When I search restaurants online I’m presented with an abundance of food photos, some good, some not so great. Food photography is an art. Less frequently I get to see good ambiance photos and rarely do we get to see the people who pull it all together in the kitchen, the chefs. For restaurant week 2018, Flemington Community Partnership brought me on to photograph some of it’s local chefs. Matt at Matt’s Red Rooster, Jonas at 55 Main and Leandro […]
Every year I invite photographers to be part of the Summer on the Delaware photo project. The intent is t create images that depict people and the river whether it is playing on it or just being near it. Fourteen photographers took part this year generating photos that share their vision of summertime on the Delaware River. One photo per photographer is being exhibited Saturday Sept 1 and continuing through September 2nd to coincide with Frenchtown’s exuberant Riverfest Celebrations.
OK, yeah, so it was 1982 in the photo office of the Fort Pierce News Tribune, in between assignments. I guess I thought I could grow a beard (nice try). It’s funny what you may come across when digging through archives. Like most people, I often wonder what will become of all the digital photos I’ve been compiling for the past 15-16 years.

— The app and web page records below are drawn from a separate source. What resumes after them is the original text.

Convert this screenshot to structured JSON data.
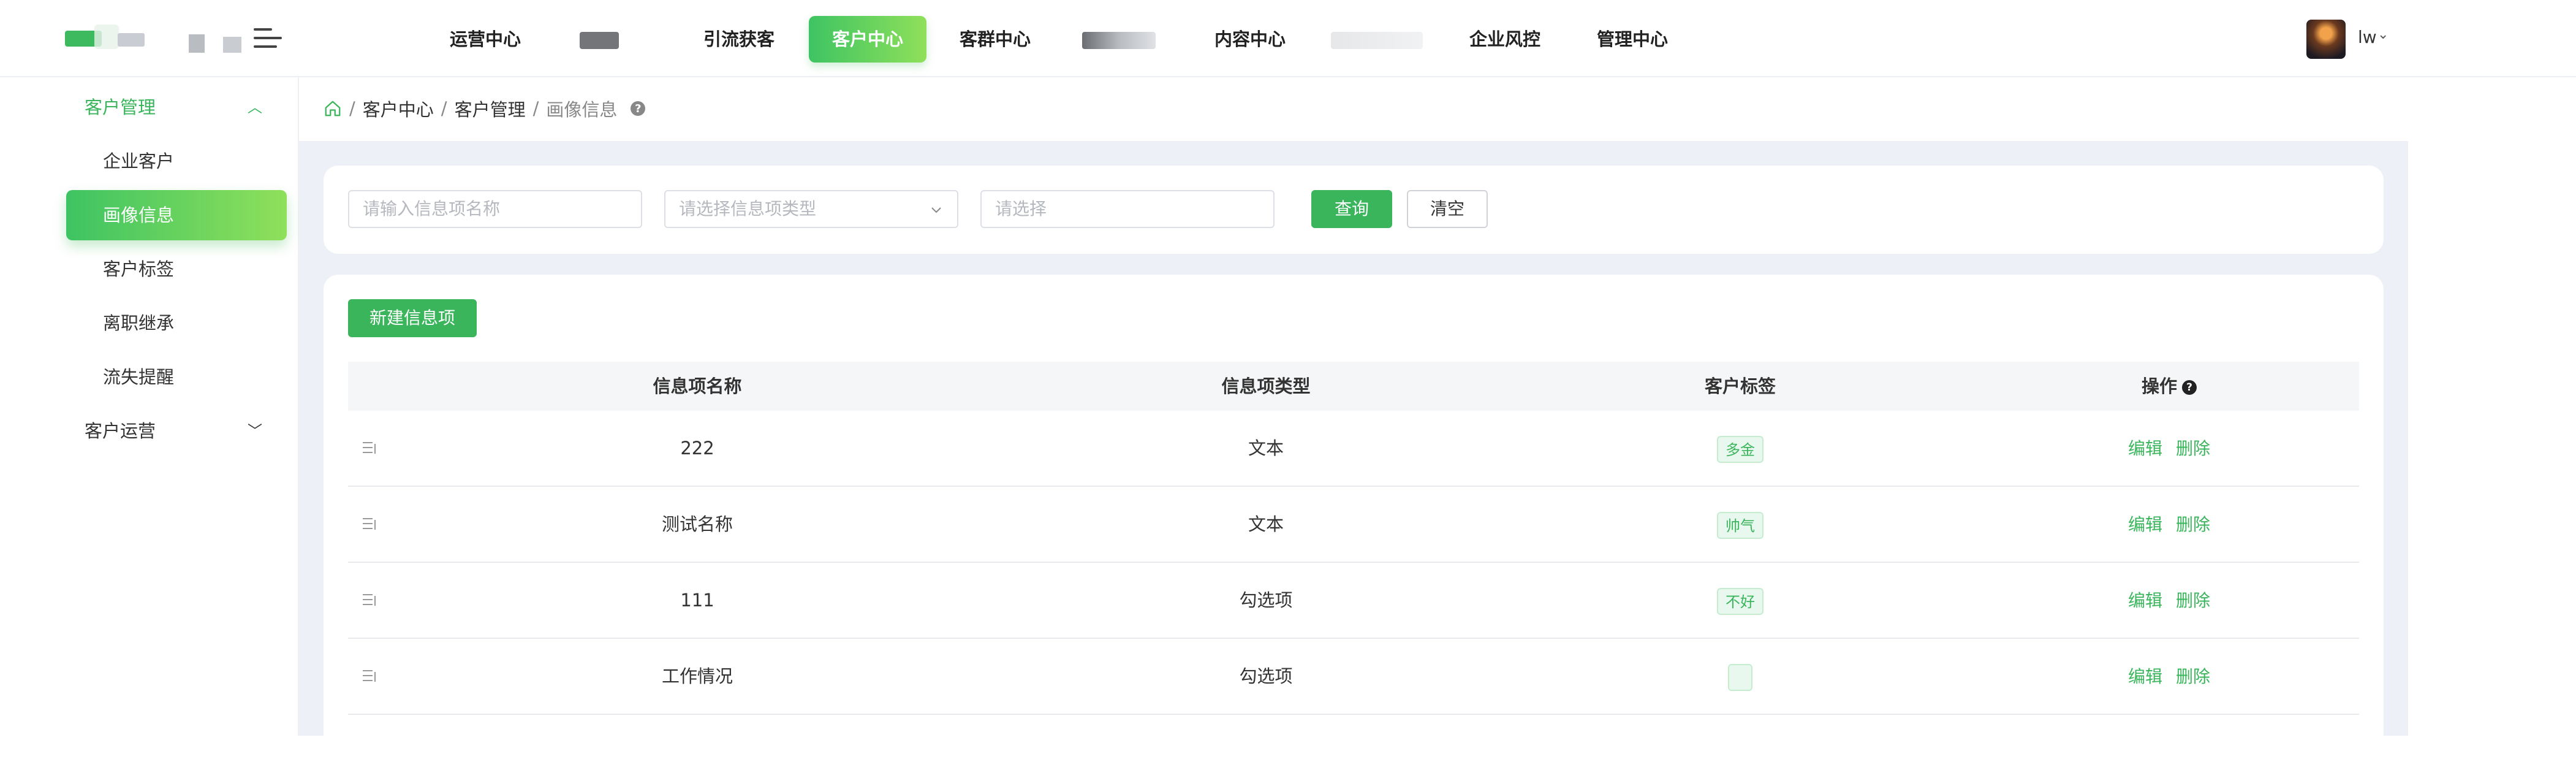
{
  "header": {
    "nav": [
      {
        "label": "运营中心",
        "active": false
      },
      {
        "label": "引流获客",
        "active": false
      },
      {
        "label": "客户中心",
        "active": true
      },
      {
        "label": "客群中心",
        "active": false
      },
      {
        "label": "内容中心",
        "active": false
      },
      {
        "label": "企业风控",
        "active": false
      },
      {
        "label": "管理中心",
        "active": false
      }
    ],
    "user": {
      "name": "lw",
      "caret": "⌄"
    }
  },
  "sidebar": {
    "group1": {
      "label": "客户管理",
      "chevron": "︿"
    },
    "items": [
      {
        "label": "企业客户"
      },
      {
        "label": "画像信息"
      },
      {
        "label": "客户标签"
      },
      {
        "label": "离职继承"
      },
      {
        "label": "流失提醒"
      }
    ],
    "group2": {
      "label": "客户运营",
      "chevron": "﹀"
    }
  },
  "breadcrumb": {
    "items": [
      "客户中心",
      "客户管理"
    ],
    "current": "画像信息",
    "help": "?"
  },
  "filters": {
    "name_placeholder": "请输入信息项名称",
    "type_placeholder": "请选择信息项类型",
    "other_placeholder": "请选择",
    "query_label": "查询",
    "clear_label": "清空"
  },
  "toolbar": {
    "new_label": "新建信息项"
  },
  "table": {
    "headers": {
      "name": "信息项名称",
      "type": "信息项类型",
      "tag": "客户标签",
      "op": "操作",
      "op_help": "?"
    },
    "rows": [
      {
        "name": "222",
        "type": "文本",
        "tag": "多金",
        "edit": "编辑",
        "delete": "删除"
      },
      {
        "name": "测试名称",
        "type": "文本",
        "tag": "帅气",
        "edit": "编辑",
        "delete": "删除"
      },
      {
        "name": "111",
        "type": "勾选项",
        "tag": "不好",
        "edit": "编辑",
        "delete": "删除"
      },
      {
        "name": "工作情况",
        "type": "勾选项",
        "tag": "",
        "edit": "编辑",
        "delete": "删除"
      }
    ]
  },
  "colors": {
    "accent": "#3bb55c",
    "accent_light": "#8fe05a",
    "bg": "#edf1f7"
  }
}
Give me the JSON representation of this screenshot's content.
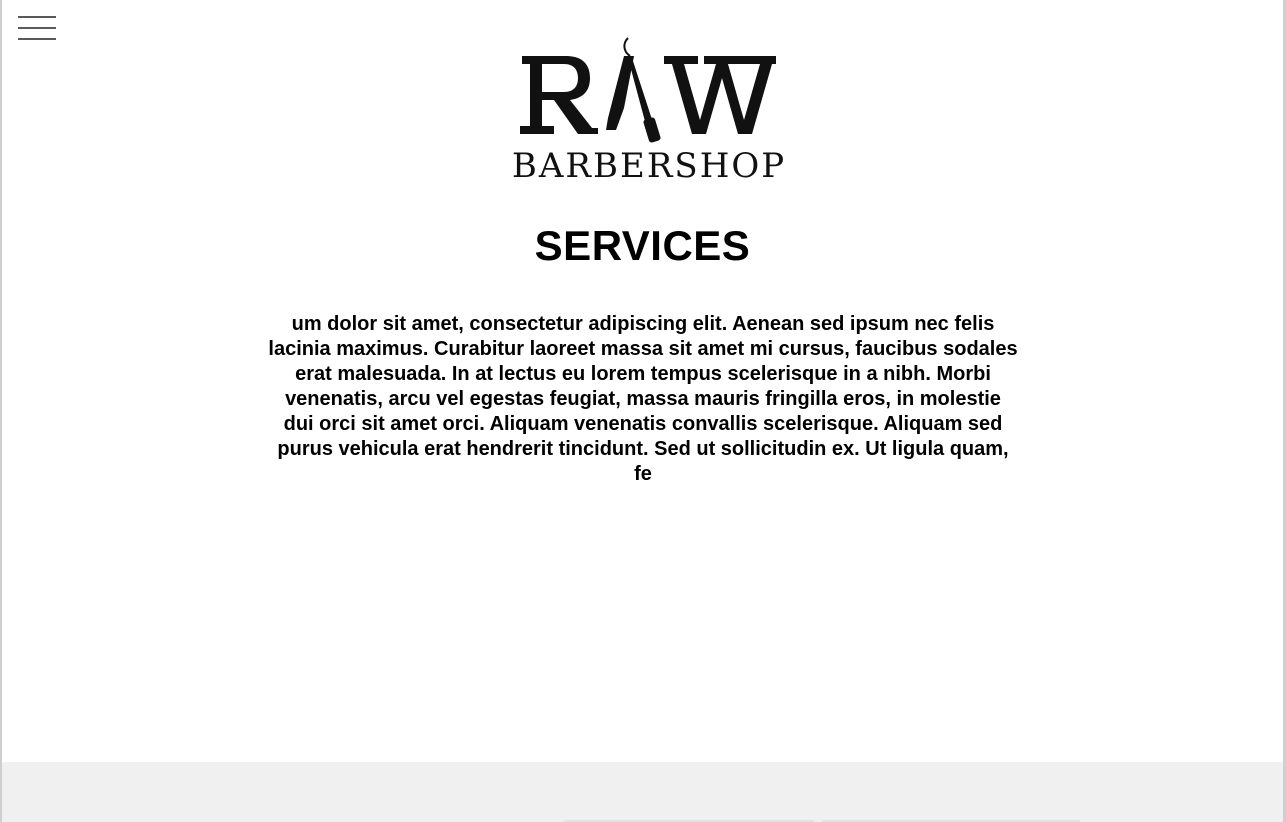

Do you stitch together 180 degree images to create photospheres? (Doesn’t everyone?) Here is how to modify the metdata to make them work on Facebook posts: http://tophermcculloch.com/2016/06/make-photo-work-360-photosphere-facebook/ Thank you Christopher McCullock for posting this for all us photosphereographers.